Print the entries exactly as given.

## GIVEN DATA:
__________________________________________________

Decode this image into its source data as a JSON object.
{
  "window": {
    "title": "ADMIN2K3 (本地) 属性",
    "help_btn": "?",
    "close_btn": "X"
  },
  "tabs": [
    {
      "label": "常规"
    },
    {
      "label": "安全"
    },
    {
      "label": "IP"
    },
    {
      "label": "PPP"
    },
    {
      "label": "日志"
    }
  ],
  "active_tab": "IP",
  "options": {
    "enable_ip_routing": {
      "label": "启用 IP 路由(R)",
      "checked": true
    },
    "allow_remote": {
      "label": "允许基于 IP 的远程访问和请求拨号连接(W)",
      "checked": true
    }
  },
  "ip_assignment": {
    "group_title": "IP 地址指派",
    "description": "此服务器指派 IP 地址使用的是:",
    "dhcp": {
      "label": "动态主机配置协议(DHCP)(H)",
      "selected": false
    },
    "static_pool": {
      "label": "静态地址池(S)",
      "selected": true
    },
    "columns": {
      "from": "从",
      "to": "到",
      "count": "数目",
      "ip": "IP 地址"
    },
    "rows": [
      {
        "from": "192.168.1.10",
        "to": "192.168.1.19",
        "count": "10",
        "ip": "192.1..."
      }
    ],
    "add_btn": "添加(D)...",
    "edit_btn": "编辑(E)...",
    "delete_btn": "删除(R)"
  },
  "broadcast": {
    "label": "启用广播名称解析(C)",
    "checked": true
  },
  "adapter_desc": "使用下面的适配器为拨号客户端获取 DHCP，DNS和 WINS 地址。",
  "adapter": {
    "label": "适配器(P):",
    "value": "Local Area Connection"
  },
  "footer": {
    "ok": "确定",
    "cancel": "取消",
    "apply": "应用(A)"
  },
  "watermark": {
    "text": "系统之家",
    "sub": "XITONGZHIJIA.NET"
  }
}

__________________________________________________

## ANSWER AREA:
Decode this image into its source data as a JSON object.
{
  "window": {
    "title": "ADMIN2K3 (本地) 属性",
    "help_btn": "?",
    "close_btn": "X"
  },
  "tabs": [
    {
      "label": "常规"
    },
    {
      "label": "安全"
    },
    {
      "label": "IP"
    },
    {
      "label": "PPP"
    },
    {
      "label": "日志"
    }
  ],
  "active_tab": "IP",
  "options": {
    "enable_ip_routing": {
      "label": "启用 IP 路由(R)",
      "checked": true
    },
    "allow_remote": {
      "label": "允许基于 IP 的远程访问和请求拨号连接(W)",
      "checked": true
    }
  },
  "ip_assignment": {
    "group_title": "IP 地址指派",
    "description": "此服务器指派 IP 地址使用的是:",
    "dhcp": {
      "label": "动态主机配置协议(DHCP)(H)",
      "selected": false
    },
    "static_pool": {
      "label": "静态地址池(S)",
      "selected": true
    },
    "columns": {
      "from": "从",
      "to": "到",
      "count": "数目",
      "ip": "IP 地址"
    },
    "rows": [
      {
        "from": "192.168.1.10",
        "to": "192.168.1.19",
        "count": "10",
        "ip": "192.1..."
      }
    ],
    "add_btn": "添加(D)...",
    "edit_btn": "编辑(E)...",
    "delete_btn": "删除(R)"
  },
  "broadcast": {
    "label": "启用广播名称解析(C)",
    "checked": true
  },
  "adapter_desc": "使用下面的适配器为拨号客户端获取 DHCP，DNS和 WINS 地址。",
  "adapter": {
    "label": "适配器(P):",
    "value": "Local Area Connection"
  },
  "footer": {
    "ok": "确定",
    "cancel": "取消",
    "apply": "应用(A)"
  },
  "watermark": {
    "text": "系统之家",
    "sub": "XITONGZHIJIA.NET"
  }
}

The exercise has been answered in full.